Information about Sifnos in the Byzantine period is extremely limited. In the early Byzantine period, Sifnos belonged administratively to the province of Achaia in Eastern Illyricum and participated in the small Cyclades fleet. Its commercial importance grew during the middle Byzantine period. Furthermore, during the period of the Iconoclastic Controversy that raged within the Byzantine Empire for more than 100 years, many intellectuals and clerics found refuge in Sifnos, contributing to its spiritual revival.

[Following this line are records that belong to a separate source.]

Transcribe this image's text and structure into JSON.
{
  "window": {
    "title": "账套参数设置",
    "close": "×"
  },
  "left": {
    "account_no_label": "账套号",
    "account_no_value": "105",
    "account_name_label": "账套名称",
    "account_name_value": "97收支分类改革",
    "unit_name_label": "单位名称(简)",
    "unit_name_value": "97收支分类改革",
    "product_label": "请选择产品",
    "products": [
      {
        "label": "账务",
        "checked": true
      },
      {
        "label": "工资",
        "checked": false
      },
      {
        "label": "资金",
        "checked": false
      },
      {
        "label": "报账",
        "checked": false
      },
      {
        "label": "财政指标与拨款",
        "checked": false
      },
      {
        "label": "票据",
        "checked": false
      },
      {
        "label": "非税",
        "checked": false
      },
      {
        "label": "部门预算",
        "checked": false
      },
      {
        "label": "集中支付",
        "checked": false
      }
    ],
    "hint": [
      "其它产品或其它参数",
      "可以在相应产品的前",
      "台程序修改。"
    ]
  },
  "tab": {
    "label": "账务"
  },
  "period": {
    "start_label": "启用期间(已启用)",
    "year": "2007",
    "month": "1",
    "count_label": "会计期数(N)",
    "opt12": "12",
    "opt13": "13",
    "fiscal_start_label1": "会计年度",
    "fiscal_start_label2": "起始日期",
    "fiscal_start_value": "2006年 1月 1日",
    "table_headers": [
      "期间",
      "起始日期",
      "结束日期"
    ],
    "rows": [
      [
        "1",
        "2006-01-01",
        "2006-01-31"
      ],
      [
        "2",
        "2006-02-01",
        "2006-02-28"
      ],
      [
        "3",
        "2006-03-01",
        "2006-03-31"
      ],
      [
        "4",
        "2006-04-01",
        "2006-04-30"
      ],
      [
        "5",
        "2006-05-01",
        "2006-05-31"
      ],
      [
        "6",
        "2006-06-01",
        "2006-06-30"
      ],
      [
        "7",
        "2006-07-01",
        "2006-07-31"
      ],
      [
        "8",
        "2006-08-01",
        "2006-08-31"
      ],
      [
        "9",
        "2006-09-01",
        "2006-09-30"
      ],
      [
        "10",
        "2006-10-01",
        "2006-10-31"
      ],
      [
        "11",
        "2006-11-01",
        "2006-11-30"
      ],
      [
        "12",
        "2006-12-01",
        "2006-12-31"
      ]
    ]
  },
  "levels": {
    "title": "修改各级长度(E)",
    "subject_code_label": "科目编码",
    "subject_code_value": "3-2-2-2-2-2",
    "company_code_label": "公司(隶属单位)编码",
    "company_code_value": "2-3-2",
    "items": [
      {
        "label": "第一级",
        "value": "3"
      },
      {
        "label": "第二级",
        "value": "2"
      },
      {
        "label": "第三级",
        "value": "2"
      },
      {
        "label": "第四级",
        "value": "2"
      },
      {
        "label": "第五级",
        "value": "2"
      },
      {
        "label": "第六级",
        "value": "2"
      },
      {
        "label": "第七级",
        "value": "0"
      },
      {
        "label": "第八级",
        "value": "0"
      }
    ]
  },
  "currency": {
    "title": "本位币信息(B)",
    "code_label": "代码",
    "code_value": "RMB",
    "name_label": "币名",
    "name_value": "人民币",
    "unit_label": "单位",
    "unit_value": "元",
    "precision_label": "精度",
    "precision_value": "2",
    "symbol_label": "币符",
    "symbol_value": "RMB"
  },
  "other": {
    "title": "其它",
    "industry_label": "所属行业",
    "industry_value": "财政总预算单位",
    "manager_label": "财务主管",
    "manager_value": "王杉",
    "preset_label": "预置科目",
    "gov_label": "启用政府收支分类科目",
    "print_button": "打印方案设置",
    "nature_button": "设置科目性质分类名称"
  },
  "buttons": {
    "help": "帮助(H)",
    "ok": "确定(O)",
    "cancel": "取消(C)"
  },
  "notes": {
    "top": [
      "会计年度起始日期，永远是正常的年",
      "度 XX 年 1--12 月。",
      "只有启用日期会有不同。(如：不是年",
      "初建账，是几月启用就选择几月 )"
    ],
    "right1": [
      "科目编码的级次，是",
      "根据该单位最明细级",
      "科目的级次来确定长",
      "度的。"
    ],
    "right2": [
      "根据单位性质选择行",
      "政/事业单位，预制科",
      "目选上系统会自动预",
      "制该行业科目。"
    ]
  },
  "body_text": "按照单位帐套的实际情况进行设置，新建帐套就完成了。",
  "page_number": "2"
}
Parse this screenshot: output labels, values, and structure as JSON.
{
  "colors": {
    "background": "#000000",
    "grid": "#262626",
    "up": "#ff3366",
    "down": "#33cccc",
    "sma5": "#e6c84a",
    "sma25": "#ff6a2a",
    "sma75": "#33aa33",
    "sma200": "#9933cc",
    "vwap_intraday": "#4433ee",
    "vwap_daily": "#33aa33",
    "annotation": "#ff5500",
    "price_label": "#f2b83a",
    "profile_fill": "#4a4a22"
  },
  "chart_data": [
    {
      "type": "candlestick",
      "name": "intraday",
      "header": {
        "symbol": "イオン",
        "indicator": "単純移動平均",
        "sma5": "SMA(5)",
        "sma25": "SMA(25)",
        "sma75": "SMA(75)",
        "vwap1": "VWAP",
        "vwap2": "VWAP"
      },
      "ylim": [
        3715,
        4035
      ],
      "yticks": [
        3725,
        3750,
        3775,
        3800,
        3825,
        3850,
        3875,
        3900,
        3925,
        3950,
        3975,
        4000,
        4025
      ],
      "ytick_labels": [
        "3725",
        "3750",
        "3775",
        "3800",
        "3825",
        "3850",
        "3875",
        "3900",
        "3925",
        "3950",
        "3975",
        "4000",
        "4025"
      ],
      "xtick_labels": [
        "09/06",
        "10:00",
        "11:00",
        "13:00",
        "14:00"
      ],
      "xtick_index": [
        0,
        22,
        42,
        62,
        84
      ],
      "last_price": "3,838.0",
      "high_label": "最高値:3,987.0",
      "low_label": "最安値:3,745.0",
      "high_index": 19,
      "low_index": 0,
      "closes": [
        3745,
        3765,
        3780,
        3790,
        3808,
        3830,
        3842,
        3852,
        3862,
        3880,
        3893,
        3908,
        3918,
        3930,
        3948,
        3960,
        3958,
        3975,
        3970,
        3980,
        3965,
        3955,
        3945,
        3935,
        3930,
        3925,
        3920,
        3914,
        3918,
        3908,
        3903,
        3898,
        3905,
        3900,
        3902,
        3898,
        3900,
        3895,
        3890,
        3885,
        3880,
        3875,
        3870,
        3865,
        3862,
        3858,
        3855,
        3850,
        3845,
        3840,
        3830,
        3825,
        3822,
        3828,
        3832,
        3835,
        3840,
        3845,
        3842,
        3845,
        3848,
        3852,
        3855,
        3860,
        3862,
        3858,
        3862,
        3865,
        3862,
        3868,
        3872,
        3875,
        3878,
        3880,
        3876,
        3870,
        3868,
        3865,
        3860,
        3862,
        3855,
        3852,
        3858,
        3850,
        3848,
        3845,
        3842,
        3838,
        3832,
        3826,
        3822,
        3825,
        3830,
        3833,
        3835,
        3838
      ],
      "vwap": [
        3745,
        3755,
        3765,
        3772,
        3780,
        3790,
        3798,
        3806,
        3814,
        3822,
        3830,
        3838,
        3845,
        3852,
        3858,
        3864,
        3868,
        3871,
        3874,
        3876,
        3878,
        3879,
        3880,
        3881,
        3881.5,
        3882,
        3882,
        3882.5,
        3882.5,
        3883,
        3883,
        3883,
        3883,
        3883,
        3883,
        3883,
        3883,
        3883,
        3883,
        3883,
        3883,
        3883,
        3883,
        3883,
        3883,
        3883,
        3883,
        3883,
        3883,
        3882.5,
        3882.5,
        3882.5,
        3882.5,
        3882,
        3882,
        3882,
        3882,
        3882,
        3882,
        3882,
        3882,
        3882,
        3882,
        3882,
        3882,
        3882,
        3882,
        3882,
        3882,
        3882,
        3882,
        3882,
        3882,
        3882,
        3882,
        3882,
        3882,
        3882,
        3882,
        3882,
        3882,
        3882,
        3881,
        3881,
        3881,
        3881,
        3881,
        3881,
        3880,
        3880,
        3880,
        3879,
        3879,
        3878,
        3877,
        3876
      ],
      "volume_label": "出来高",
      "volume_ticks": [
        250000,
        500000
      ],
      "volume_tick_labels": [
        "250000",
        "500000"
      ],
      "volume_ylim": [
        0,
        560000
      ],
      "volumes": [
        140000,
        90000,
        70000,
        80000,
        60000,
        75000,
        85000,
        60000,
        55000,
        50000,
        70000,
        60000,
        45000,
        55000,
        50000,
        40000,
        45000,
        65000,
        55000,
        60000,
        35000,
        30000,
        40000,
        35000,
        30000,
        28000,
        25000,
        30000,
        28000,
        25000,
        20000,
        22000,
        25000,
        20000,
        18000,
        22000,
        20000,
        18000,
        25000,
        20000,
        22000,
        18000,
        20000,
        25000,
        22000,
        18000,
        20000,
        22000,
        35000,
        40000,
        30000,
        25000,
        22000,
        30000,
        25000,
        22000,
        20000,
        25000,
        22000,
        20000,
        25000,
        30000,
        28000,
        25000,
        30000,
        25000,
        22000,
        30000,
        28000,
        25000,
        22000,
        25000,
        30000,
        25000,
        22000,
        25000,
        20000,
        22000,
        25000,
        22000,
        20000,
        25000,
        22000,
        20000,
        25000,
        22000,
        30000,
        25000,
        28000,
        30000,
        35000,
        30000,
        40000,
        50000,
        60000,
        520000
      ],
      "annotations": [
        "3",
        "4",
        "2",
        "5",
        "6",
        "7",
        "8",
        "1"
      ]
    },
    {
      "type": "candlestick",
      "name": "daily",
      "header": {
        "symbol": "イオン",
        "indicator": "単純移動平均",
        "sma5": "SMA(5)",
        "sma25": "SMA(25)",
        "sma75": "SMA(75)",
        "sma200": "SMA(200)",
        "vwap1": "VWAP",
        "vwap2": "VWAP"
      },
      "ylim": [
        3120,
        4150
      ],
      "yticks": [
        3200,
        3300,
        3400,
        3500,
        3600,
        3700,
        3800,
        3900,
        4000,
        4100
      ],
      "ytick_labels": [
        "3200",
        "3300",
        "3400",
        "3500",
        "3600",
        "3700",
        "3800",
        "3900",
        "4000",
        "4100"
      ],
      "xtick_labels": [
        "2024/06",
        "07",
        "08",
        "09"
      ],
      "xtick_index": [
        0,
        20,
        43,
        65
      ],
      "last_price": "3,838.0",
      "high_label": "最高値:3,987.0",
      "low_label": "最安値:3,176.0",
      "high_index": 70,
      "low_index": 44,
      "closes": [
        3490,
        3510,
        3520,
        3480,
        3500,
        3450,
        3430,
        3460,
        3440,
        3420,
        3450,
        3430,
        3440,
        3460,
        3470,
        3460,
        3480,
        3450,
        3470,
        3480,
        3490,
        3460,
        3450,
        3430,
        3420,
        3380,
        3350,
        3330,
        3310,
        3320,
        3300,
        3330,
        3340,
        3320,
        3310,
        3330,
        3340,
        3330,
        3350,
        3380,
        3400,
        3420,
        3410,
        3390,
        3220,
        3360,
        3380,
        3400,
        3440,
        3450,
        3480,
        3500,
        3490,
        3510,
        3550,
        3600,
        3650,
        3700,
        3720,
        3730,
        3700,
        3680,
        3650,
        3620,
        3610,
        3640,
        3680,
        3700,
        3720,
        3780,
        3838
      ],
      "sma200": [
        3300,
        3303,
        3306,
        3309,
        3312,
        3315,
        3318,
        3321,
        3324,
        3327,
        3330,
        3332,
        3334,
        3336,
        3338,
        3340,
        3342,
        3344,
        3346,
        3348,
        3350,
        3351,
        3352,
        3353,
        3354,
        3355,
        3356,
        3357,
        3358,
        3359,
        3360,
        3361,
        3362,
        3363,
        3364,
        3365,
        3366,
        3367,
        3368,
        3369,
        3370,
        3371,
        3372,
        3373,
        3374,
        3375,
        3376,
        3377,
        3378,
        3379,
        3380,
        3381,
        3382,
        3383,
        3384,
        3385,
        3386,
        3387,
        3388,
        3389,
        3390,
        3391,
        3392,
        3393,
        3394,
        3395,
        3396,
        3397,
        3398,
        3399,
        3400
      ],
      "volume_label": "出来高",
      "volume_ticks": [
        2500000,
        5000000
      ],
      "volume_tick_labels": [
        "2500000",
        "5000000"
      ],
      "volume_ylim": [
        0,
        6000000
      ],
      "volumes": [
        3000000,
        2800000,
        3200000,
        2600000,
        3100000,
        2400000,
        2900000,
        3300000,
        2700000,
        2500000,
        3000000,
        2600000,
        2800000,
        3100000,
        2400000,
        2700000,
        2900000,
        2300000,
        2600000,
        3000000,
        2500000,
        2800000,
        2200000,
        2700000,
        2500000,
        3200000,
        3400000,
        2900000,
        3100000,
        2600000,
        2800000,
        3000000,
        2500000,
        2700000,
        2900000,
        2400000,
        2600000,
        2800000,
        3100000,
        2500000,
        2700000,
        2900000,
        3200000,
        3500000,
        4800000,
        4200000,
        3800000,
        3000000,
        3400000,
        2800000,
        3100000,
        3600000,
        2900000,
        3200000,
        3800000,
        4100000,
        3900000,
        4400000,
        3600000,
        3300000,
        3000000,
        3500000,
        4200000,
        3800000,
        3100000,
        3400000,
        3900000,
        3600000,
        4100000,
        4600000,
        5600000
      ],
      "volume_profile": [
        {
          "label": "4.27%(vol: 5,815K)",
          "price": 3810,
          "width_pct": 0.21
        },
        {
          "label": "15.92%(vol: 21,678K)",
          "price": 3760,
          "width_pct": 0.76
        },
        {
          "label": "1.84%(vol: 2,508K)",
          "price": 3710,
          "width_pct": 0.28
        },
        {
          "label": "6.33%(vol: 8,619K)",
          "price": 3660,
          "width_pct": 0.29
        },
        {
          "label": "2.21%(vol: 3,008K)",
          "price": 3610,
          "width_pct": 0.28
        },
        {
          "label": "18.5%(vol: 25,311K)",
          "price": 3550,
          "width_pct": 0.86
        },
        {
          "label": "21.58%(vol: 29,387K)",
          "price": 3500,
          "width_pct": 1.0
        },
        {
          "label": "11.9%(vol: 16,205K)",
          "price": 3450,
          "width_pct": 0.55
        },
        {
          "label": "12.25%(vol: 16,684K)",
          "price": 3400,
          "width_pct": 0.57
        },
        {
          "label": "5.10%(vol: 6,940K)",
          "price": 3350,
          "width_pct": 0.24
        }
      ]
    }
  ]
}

After the Crusade of 1204, Sifnos joined the Duchy of Naxos, founded in 1207 by Marco Sanudo. In 1269 it was occupied again by the Byzantines, and in 1307 came under the control of Giannoulis Da Corugna, who declared himself independent ruler. Da Coruna fortified Kastro to withstand the Dukes of Naxos who laid claim to the island. In 1464 Sifnos passed into the hands of the Gozzadini family, where it remained until 1566, when the Turks conquered the Cyclades and the latter conceded administration to Joseph Nasi. However, the Gozzadini remained on the island until 1617, though subject to the rule of the Sultan they retained a certain shadow jurisdiction. (The surname Gozzadini is still found on the island today).
With the favorable treatment of the ruling Sultans in the following years, the island saw substantial economic, spiritual and intellectual development.
The economy of the island was based on agriculture, livestock rearing and trade, and was of significant proportions as evidenced by the presence of the consulates of France, England and Holland on the island.
In 1687, the famous School of the Holy Sepulchre (Panagios Tafos), also known as ‘Paideftirion of the Archipelago’ was founded in Sifnos, where the great teachers such as Emmanuel Trochani and Nikolaos Chrysogelos taught. 300 students from Sifnos and other parts of Greece enrolled at the School to study under a teacher for a period of five years. More than fifty Sifnians later went on to have important careers in the ecclesiastical hierarchy, occupying prominent seats. The school saw the first uses of the peer method of teaching used by Nikos Chrysogelos, who later became the first Minister of Education and established the first elementary schools. Three Sifnian Patriarchs, 47 Metropolitan bishops, as well as many writers, teachers and doctors of the time were graduates of the school.
Simultaneously in Sifnos conditions were established that favoured the development of community institutions of local self-government, the main governing body being the General Assembly of the Commons.
Sifnos participated in the Greek War of Independence 1821, with a regiment organised by Nicholas Chrysogelos, which was mainly active in the Peloponnese.
After the Revolution, Sifnos continued to excel in all fields, especially in literature, producing great scientists, writers and scholars such as Ioannis Gryparis, Nikolaos Dekavallas, Konstantinos Dialeismas, Iakovos Dragatsis, Aristos Kambanis, Apostolos Makrakis, Aristomenis Provelengios, Theodosis Sperantsas, Antonis Zilimon, Georgios Maridakis, and others.
The island fell under Italian occupation in the period from 1941 to 1944.
During the 19th and early 20th centuries, many Sifnians served as Members of Parliament, including Aristomenis Provelengios, Antonis Prezanis, the doctor, Georgios Koulouris and others, while Konstantinos Provelengios served as Minister of Justice, Finance, and later of the Interior.